───── MATERIAL PROVIDED ─────

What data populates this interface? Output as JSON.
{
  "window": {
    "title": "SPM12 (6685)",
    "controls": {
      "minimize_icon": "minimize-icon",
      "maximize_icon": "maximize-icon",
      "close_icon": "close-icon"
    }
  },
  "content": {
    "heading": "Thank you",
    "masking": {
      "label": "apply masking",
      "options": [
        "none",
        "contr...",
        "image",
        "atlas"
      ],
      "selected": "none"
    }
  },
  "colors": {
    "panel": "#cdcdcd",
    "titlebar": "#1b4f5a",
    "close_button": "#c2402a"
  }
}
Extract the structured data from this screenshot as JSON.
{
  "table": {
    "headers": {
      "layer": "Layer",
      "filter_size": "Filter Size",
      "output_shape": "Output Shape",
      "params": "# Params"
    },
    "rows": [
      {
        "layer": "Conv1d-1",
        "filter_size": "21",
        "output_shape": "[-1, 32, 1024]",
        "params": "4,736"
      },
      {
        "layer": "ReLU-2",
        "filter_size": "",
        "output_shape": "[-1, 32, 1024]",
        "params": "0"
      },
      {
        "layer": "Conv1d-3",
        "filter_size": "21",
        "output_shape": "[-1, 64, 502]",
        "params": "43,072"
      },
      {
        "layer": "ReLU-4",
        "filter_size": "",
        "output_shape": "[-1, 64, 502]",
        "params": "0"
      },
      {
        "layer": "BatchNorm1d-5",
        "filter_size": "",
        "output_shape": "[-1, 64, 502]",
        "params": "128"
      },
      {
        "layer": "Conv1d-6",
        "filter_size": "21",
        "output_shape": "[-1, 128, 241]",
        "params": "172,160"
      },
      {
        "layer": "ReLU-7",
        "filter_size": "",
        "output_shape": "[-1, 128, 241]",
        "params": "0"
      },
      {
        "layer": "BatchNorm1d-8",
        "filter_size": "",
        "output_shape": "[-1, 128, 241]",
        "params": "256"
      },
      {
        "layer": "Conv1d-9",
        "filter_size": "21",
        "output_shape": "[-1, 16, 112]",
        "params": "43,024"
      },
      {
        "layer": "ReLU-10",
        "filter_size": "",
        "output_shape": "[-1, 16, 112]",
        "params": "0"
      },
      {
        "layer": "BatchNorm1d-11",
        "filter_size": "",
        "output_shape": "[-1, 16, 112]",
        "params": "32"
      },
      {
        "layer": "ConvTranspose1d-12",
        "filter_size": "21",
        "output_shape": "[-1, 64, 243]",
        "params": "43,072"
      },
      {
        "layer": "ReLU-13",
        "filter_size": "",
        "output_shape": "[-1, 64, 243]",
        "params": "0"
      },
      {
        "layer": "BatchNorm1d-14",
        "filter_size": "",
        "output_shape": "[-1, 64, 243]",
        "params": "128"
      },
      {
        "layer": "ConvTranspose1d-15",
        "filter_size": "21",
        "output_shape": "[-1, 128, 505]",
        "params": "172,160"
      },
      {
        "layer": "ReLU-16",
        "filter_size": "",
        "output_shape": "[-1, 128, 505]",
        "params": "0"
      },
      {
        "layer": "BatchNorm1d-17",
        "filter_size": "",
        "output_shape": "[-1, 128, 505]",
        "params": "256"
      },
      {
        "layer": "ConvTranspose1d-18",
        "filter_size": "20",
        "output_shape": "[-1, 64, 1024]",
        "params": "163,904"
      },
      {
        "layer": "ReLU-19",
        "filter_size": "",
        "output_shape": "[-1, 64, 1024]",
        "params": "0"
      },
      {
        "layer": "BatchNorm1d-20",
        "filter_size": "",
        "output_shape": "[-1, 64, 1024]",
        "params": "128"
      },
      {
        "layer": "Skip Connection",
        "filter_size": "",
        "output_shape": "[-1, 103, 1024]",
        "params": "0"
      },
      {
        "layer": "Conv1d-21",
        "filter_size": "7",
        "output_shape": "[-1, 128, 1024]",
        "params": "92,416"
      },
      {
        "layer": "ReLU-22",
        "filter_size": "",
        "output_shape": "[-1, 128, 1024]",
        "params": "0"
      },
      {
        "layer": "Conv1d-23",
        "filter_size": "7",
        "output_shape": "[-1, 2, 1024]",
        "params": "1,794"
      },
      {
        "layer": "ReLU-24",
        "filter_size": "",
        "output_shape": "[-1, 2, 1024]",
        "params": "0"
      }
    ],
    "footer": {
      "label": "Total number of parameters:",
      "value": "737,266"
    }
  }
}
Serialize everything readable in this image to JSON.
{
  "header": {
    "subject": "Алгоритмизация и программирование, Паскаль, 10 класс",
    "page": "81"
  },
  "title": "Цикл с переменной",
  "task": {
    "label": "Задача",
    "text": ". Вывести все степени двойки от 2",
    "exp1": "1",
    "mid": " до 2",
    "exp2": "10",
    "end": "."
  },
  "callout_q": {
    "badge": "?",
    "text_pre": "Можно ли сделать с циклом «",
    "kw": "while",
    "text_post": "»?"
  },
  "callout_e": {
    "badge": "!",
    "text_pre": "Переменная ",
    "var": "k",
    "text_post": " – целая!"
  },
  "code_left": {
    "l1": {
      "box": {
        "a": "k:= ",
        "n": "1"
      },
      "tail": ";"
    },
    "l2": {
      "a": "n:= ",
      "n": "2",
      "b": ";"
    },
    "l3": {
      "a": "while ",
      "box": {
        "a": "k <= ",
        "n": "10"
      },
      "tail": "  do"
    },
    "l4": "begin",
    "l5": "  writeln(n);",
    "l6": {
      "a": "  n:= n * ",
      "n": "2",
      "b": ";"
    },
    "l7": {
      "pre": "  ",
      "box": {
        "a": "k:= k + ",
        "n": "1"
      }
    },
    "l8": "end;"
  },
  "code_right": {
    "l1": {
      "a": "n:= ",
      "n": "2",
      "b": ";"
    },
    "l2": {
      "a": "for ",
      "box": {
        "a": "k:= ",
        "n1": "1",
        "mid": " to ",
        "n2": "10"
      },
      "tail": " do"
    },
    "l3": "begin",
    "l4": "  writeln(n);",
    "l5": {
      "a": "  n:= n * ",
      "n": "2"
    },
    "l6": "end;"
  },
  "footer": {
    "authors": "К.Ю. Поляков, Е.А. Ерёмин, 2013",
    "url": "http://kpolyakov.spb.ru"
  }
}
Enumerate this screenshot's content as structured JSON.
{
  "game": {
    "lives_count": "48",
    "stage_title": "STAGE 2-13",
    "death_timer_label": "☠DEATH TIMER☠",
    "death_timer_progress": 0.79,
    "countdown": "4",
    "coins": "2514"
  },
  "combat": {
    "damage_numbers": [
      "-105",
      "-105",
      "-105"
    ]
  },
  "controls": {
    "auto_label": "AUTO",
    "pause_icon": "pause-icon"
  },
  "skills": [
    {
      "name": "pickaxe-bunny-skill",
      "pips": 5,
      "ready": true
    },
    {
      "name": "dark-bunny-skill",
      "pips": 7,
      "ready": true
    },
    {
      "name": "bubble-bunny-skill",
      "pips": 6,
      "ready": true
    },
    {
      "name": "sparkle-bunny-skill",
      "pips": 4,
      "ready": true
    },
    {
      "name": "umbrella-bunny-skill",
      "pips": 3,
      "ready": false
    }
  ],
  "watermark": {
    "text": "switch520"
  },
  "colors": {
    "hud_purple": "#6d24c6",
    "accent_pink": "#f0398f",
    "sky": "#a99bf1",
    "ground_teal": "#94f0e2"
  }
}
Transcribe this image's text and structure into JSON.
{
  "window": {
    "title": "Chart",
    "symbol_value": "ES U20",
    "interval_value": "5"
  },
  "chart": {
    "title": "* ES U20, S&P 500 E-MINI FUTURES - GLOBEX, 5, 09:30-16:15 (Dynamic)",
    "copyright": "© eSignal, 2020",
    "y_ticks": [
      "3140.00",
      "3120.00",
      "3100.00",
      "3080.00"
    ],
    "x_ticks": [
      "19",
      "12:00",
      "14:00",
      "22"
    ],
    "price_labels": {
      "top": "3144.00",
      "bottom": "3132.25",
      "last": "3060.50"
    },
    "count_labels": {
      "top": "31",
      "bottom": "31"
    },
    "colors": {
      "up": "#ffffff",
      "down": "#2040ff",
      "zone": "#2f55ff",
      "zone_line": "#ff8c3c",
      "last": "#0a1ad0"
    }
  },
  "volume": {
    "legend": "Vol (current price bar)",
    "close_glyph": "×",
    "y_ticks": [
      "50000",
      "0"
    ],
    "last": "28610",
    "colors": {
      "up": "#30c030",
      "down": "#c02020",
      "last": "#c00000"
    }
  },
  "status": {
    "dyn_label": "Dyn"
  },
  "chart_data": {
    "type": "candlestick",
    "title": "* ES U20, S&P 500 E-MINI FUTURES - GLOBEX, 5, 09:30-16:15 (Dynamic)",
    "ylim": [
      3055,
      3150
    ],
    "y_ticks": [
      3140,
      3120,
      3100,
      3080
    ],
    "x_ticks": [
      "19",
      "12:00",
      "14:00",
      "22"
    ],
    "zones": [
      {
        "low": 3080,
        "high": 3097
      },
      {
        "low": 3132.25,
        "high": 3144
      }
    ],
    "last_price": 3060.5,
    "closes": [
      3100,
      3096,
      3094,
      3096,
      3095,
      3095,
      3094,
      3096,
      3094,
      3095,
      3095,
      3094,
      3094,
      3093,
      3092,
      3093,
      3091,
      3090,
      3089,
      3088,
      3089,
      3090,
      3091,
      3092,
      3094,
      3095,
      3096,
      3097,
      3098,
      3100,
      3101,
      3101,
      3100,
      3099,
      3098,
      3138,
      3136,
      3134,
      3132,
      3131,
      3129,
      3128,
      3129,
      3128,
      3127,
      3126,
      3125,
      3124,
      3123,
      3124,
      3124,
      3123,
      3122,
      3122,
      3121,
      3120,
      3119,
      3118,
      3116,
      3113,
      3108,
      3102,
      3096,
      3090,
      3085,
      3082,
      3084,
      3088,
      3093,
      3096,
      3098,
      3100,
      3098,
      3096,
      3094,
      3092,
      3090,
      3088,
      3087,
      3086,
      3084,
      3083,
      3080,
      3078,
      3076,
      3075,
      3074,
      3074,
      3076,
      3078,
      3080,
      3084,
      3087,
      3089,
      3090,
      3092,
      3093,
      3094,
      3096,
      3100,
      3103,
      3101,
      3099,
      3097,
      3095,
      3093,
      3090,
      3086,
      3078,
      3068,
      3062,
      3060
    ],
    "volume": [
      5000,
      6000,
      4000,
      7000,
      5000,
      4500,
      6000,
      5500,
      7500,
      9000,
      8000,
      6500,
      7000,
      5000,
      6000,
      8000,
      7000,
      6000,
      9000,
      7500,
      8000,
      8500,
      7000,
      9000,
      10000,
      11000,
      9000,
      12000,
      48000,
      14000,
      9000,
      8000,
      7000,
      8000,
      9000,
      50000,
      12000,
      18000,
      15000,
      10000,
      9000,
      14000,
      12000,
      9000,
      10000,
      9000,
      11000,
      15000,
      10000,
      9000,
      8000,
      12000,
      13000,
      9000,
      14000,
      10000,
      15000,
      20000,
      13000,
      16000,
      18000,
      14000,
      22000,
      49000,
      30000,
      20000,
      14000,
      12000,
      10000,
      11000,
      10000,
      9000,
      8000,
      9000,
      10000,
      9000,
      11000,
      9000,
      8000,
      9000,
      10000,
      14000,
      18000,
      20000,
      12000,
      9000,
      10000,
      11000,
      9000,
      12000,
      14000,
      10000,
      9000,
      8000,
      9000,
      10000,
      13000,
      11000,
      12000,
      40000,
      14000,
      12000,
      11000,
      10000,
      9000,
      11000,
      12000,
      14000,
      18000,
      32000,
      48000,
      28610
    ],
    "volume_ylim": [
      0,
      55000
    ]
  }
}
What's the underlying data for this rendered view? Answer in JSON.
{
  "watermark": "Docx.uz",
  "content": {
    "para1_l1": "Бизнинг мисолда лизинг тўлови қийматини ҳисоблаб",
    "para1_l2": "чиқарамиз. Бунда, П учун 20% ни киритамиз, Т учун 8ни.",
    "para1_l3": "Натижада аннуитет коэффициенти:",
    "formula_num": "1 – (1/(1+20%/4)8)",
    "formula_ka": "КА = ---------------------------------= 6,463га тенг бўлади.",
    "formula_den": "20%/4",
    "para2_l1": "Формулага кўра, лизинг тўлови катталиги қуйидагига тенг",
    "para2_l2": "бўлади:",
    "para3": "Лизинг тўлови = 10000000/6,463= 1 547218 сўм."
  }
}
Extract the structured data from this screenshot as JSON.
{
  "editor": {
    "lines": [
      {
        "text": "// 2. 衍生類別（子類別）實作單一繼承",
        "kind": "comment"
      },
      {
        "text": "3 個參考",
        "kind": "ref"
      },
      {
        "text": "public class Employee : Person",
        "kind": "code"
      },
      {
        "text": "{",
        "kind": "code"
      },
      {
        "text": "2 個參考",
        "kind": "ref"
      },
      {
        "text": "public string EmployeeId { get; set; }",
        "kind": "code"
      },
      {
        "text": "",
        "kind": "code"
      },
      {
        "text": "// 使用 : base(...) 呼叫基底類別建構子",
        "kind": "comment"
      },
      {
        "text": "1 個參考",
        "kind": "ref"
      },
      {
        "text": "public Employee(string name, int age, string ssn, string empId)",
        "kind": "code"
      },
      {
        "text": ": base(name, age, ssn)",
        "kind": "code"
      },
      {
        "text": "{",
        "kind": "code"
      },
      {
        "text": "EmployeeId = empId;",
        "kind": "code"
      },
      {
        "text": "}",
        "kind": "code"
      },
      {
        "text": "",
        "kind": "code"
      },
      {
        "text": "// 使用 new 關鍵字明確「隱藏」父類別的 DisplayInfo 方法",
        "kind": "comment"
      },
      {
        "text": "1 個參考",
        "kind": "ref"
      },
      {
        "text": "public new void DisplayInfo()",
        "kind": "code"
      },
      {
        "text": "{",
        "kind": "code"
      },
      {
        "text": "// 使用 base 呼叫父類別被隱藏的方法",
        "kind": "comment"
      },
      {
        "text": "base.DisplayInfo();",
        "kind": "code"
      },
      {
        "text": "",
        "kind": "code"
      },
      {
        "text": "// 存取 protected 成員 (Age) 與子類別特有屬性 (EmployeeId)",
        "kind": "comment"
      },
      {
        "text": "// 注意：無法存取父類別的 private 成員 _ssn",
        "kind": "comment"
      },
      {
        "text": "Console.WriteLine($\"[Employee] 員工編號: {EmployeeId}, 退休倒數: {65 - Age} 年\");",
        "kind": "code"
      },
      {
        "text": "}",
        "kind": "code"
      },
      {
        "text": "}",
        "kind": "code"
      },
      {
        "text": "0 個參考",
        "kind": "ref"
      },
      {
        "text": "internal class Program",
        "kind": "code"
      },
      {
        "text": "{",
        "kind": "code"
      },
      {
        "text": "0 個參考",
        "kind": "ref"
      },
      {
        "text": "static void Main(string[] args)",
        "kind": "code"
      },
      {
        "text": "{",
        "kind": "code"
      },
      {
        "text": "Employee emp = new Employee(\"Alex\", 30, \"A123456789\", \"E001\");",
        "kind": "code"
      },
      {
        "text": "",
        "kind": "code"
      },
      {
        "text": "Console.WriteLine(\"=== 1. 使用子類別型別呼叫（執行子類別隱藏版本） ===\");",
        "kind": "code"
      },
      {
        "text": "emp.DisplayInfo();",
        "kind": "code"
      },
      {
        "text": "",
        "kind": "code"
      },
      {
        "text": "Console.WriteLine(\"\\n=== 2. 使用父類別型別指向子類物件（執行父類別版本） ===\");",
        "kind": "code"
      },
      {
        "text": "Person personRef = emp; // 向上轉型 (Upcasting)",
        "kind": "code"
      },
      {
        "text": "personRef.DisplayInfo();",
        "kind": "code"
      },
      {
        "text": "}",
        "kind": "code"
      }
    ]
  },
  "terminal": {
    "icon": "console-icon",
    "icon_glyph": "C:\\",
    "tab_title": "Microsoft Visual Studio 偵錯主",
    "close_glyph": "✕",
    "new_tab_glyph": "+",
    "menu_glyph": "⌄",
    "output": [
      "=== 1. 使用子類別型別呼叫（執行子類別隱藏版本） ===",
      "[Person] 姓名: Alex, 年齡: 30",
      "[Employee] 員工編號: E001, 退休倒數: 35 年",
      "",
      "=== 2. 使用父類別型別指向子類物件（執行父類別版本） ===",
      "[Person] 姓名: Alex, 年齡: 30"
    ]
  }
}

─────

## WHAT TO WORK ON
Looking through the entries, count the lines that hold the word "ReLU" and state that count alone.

## EXERCISE SOLUTION
9